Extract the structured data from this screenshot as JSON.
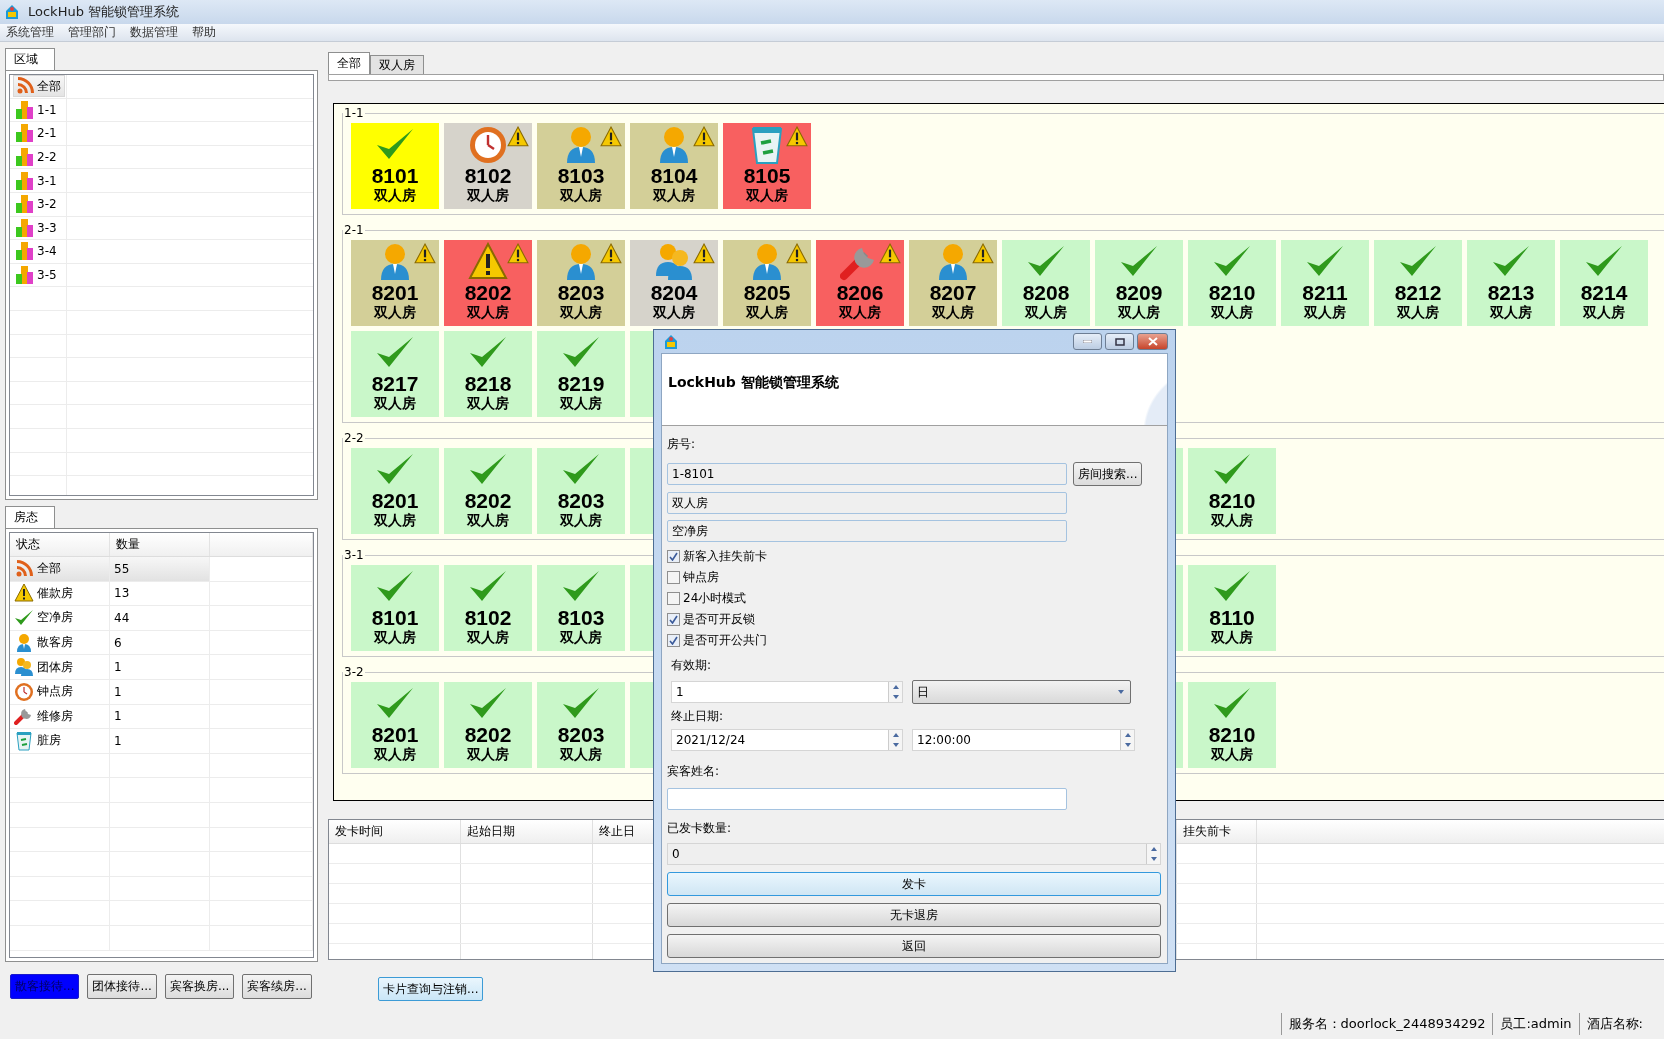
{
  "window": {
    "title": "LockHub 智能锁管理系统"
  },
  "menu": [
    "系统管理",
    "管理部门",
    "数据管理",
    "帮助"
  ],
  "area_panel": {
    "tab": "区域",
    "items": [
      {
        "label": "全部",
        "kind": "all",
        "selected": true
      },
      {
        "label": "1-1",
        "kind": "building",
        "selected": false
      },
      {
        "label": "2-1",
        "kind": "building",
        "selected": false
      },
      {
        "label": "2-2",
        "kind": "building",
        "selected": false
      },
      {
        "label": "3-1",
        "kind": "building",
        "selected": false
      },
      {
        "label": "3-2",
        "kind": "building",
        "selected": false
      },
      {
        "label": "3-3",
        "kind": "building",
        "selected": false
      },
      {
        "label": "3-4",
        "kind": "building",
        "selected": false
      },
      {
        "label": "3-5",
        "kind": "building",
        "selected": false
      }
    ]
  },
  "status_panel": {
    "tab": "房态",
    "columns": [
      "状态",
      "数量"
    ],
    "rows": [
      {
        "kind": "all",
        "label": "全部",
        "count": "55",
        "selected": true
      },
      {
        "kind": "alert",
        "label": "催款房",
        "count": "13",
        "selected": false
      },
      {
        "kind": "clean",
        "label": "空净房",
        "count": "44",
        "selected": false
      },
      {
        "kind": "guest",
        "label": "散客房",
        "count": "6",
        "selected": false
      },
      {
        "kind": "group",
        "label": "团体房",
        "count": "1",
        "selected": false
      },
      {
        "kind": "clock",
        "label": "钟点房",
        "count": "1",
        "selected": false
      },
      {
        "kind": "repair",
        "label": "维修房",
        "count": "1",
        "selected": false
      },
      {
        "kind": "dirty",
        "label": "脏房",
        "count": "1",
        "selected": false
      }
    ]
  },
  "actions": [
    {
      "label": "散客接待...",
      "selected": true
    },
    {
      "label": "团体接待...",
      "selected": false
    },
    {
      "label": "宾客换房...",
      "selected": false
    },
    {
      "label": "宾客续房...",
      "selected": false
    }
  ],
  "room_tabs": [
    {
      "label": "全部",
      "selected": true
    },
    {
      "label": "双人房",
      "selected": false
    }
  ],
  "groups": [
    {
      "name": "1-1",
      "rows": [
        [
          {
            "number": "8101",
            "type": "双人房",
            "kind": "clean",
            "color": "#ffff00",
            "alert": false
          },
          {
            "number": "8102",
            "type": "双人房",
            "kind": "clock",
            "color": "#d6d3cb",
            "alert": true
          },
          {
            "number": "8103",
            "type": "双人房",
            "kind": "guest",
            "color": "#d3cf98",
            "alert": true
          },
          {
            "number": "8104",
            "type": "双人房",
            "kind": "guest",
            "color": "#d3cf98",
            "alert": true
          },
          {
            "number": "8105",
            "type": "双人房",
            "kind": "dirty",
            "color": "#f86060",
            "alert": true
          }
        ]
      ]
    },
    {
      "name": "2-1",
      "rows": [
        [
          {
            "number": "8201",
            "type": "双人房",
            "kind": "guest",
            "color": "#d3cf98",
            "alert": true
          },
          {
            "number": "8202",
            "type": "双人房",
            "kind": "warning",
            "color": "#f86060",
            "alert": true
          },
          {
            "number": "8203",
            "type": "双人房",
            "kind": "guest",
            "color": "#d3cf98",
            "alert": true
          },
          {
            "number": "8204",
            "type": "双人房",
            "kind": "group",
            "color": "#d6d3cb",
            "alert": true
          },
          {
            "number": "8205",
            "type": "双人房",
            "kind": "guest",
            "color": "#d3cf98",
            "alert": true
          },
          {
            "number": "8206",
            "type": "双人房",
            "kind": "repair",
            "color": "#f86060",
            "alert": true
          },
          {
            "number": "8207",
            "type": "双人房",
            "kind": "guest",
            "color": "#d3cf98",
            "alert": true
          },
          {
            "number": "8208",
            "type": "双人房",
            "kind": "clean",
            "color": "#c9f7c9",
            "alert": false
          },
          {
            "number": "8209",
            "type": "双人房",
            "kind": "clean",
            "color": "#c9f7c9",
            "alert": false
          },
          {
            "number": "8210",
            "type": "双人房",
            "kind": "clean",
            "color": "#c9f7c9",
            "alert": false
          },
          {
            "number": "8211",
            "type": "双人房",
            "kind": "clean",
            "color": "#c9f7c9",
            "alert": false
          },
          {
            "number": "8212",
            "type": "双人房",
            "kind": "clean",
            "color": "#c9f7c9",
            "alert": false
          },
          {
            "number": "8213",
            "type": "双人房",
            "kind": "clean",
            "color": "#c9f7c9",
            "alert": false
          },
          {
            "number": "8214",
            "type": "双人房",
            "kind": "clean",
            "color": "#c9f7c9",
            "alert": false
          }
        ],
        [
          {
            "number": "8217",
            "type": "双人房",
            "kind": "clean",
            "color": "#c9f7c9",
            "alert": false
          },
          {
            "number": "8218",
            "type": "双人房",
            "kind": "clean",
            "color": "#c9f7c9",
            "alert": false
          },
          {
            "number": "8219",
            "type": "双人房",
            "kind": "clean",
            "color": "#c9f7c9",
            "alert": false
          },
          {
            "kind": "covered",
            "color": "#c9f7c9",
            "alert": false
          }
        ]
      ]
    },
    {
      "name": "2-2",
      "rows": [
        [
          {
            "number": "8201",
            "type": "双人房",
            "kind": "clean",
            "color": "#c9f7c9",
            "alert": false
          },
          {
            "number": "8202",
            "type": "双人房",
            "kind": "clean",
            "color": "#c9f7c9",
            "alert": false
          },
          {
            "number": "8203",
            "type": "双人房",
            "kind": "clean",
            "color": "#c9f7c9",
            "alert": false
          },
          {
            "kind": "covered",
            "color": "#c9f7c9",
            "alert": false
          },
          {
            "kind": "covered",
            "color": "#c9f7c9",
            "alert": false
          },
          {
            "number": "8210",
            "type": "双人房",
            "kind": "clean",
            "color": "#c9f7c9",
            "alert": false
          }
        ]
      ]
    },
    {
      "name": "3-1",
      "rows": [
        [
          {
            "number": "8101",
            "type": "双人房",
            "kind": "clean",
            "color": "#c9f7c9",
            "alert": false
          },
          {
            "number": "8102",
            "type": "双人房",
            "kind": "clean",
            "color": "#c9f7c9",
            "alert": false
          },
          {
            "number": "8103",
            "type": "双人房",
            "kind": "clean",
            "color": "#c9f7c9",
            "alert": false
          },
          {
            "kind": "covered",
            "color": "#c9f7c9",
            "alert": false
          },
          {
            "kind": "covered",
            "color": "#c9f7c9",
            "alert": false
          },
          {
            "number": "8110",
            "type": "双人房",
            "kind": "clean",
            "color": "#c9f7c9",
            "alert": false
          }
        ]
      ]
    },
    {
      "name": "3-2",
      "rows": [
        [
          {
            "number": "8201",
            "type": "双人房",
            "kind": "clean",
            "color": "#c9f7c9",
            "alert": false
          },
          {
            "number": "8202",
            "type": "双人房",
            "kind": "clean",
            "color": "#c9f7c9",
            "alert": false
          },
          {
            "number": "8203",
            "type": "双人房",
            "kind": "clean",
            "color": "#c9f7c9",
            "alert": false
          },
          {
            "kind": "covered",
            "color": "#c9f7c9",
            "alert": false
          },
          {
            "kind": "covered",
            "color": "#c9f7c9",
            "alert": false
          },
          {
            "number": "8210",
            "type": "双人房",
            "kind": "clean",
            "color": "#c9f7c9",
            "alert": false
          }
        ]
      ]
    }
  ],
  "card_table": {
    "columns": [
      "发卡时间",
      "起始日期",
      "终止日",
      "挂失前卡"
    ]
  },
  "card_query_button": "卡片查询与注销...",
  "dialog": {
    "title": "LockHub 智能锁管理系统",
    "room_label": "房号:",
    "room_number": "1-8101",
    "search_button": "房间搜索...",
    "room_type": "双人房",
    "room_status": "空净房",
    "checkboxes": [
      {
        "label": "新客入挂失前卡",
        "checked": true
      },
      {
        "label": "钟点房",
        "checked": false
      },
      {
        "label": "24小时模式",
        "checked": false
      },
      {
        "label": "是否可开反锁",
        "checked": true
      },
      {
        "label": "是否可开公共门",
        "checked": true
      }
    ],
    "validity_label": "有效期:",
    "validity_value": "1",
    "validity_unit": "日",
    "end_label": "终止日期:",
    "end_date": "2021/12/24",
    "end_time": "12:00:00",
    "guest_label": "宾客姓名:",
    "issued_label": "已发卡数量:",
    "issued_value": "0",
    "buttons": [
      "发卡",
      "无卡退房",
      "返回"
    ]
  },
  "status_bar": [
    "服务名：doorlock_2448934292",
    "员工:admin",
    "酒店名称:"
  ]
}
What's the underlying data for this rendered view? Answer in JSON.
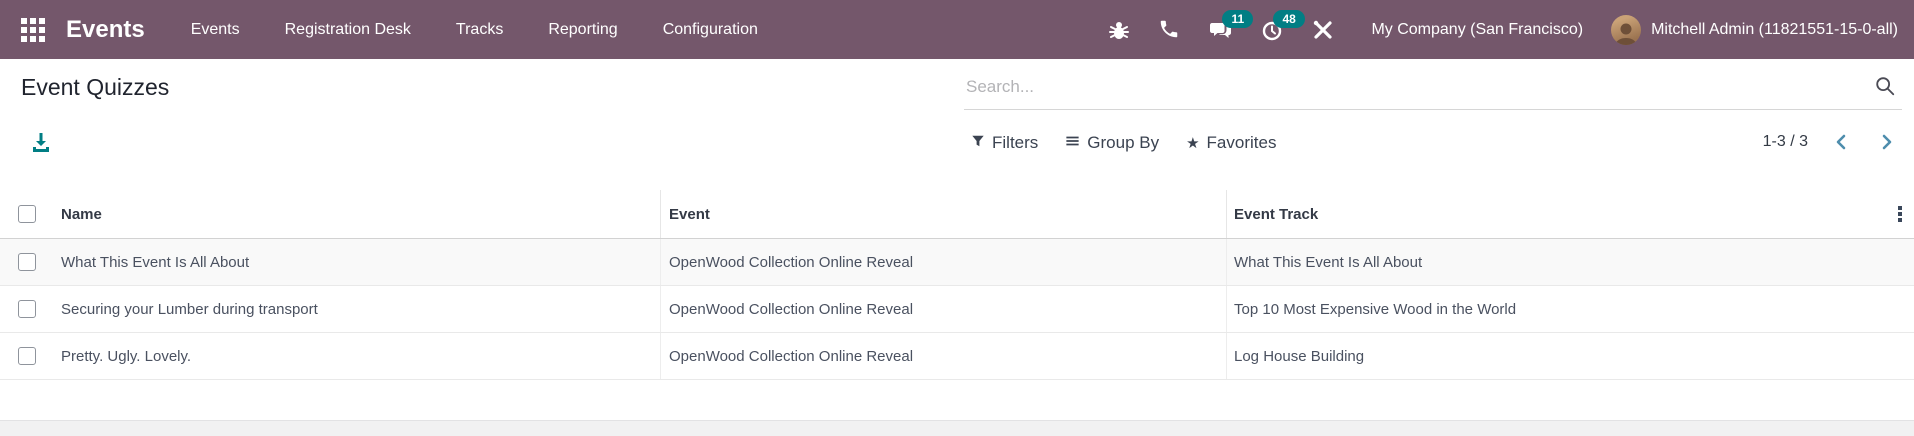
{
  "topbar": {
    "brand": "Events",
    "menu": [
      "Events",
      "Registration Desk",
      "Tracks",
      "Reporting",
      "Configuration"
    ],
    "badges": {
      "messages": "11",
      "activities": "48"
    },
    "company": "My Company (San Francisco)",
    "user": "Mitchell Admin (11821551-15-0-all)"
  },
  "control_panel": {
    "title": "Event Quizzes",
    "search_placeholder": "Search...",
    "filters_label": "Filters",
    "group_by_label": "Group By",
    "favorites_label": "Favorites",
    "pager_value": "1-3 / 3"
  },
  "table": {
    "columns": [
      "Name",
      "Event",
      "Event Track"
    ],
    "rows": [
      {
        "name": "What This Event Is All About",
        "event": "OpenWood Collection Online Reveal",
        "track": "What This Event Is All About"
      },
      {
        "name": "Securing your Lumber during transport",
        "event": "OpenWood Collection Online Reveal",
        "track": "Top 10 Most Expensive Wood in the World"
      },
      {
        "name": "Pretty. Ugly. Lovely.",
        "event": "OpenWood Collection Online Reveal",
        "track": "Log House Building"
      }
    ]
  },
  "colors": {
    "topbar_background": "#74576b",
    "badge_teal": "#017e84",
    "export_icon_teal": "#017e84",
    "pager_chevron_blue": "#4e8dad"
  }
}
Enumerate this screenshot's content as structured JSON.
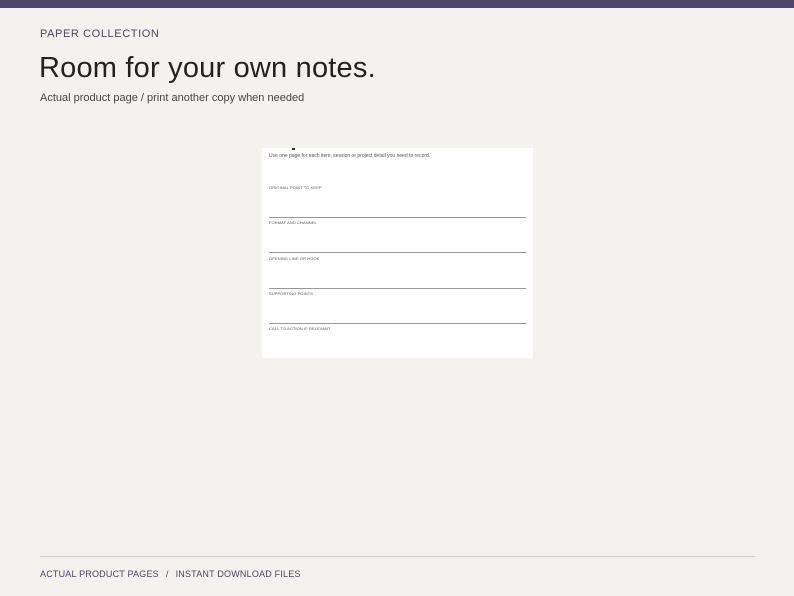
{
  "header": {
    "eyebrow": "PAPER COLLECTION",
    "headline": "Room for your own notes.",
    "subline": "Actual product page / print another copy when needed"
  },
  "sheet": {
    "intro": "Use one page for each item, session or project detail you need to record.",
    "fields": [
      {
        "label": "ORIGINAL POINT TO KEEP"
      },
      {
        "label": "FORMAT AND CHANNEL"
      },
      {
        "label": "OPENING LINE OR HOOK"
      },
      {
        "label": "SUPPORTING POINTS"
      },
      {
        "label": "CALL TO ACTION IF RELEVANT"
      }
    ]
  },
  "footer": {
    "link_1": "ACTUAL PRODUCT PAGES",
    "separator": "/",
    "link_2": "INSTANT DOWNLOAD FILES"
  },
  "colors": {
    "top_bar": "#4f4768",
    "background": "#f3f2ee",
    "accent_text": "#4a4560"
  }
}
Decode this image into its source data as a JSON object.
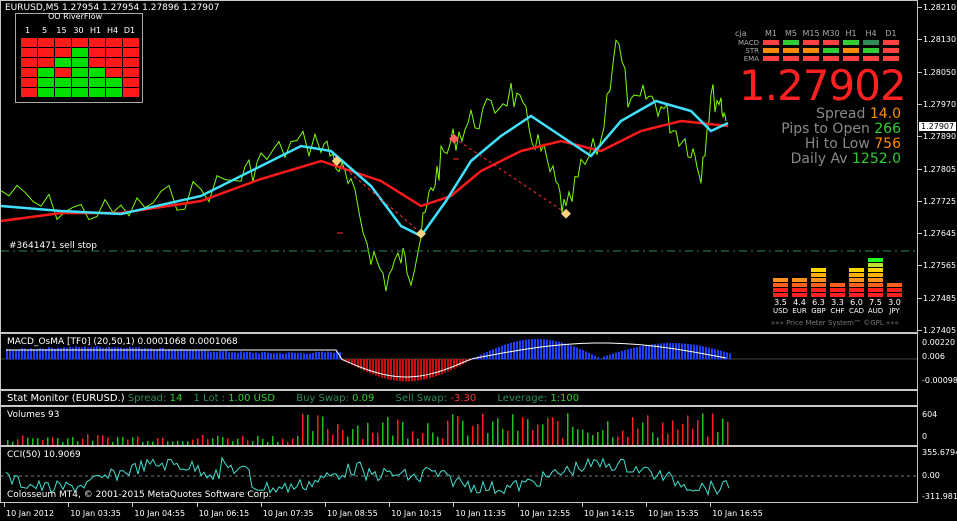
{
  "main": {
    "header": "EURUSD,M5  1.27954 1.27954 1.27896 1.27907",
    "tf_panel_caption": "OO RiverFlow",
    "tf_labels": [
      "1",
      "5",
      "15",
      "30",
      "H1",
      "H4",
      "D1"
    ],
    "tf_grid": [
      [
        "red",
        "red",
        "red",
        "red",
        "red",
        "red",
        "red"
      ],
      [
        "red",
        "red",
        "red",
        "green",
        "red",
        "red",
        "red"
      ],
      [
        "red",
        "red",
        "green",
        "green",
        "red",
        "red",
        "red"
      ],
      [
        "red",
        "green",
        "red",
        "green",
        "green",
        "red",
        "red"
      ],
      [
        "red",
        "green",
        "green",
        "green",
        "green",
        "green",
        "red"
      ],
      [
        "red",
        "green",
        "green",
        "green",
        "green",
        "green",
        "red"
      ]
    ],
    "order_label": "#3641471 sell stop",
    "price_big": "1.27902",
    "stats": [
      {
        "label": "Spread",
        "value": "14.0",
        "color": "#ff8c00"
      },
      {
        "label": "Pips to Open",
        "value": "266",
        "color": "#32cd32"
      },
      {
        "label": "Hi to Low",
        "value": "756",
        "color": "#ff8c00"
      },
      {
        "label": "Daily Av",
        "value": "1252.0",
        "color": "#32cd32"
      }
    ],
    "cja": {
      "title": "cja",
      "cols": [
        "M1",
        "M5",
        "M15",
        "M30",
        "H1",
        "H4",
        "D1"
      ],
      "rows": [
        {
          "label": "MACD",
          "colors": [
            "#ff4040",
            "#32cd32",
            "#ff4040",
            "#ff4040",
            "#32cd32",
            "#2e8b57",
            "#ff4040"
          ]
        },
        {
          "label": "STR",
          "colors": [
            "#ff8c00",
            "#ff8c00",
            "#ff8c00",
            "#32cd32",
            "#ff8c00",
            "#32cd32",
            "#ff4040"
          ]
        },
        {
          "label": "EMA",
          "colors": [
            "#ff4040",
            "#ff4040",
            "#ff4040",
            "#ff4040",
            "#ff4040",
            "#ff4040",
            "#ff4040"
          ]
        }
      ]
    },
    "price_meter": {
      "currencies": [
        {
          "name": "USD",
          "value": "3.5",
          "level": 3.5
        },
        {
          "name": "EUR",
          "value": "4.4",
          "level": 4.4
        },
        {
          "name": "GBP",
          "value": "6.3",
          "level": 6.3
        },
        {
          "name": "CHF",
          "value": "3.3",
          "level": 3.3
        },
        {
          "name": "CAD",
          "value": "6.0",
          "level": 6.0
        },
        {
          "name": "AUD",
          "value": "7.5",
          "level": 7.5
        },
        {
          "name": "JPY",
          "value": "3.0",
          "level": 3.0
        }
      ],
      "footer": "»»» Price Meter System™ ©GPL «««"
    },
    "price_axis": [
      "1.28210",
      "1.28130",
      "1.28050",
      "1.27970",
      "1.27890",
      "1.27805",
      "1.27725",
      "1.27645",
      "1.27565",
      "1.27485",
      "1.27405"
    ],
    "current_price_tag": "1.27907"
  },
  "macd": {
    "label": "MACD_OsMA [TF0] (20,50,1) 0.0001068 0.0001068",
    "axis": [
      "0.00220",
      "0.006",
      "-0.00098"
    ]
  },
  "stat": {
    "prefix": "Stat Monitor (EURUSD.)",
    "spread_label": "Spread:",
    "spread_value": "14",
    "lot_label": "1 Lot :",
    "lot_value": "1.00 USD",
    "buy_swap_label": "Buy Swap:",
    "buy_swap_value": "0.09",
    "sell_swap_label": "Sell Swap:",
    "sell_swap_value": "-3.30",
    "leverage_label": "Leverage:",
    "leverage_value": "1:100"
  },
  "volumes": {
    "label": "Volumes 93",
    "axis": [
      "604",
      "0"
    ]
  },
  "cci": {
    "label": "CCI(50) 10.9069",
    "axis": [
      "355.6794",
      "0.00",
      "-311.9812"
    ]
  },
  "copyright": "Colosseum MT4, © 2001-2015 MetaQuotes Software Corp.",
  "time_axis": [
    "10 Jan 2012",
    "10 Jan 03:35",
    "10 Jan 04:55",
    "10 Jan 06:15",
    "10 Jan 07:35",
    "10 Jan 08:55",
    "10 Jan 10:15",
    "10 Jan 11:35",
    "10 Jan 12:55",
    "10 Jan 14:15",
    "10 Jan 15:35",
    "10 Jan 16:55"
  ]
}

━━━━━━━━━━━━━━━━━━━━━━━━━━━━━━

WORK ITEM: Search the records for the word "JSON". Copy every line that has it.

ANSWER BOX:
Extract the structured data from this screenshot as JSON.
What's the underlying data for this rendered view? Answer in JSON.
Enumerate this screenshot's content as structured JSON.
Decode this image into its source data as a JSON object.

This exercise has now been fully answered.